What to produce: Your task is to find every line in the records that holds the string "city" and copy it.

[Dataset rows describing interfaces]
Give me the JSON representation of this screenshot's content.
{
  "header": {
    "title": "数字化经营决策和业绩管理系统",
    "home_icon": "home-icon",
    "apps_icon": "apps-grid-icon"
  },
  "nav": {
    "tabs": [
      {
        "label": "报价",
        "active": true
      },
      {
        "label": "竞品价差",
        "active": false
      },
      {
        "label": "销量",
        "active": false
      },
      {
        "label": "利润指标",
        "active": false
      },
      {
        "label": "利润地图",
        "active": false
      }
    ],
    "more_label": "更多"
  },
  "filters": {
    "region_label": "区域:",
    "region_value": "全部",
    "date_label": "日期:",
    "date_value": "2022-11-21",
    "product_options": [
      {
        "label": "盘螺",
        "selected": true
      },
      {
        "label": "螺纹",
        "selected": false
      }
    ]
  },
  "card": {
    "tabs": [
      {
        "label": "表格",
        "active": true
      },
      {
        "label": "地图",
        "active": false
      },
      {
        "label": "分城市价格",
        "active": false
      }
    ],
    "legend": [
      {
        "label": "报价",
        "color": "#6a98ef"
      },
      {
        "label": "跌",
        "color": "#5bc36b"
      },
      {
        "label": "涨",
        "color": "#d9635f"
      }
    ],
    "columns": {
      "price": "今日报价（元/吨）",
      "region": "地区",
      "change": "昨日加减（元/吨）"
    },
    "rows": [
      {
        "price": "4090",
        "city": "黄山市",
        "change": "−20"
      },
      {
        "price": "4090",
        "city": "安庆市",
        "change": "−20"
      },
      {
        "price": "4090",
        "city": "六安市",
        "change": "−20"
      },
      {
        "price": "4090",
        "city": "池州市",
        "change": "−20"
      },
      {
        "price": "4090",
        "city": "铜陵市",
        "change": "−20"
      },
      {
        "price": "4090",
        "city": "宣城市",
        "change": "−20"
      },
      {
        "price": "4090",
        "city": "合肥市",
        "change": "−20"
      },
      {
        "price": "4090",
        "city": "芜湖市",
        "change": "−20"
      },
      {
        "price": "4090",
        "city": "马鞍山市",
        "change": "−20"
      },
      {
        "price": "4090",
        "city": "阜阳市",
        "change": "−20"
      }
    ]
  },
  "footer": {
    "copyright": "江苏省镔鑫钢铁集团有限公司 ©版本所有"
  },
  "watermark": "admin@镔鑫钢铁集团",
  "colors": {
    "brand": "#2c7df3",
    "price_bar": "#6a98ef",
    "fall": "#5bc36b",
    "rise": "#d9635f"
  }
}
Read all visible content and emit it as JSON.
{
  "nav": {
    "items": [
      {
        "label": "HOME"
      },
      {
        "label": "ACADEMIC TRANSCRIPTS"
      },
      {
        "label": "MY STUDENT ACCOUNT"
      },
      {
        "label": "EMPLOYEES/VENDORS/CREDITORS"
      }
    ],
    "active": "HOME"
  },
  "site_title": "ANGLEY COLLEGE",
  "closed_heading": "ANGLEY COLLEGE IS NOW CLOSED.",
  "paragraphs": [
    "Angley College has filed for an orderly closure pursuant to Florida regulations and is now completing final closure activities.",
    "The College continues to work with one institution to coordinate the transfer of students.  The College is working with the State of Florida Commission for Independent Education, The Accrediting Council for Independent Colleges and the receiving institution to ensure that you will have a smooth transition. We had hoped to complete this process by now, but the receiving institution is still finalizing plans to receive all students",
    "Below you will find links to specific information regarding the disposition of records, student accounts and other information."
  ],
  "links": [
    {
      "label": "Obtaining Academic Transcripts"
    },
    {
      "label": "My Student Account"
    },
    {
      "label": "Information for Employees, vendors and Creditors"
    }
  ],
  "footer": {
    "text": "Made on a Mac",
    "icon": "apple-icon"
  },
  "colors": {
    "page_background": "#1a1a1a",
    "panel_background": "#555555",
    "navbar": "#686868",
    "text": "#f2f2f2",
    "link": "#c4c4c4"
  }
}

Your response:
        "city": "黄山市",
        "city": "安庆市",
        "city": "六安市",
        "city": "池州市",
        "city": "铜陵市",
        "city": "宣城市",
        "city": "合肥市",
        "city": "芜湖市",
        "city": "马鞍山市",
        "city": "阜阳市",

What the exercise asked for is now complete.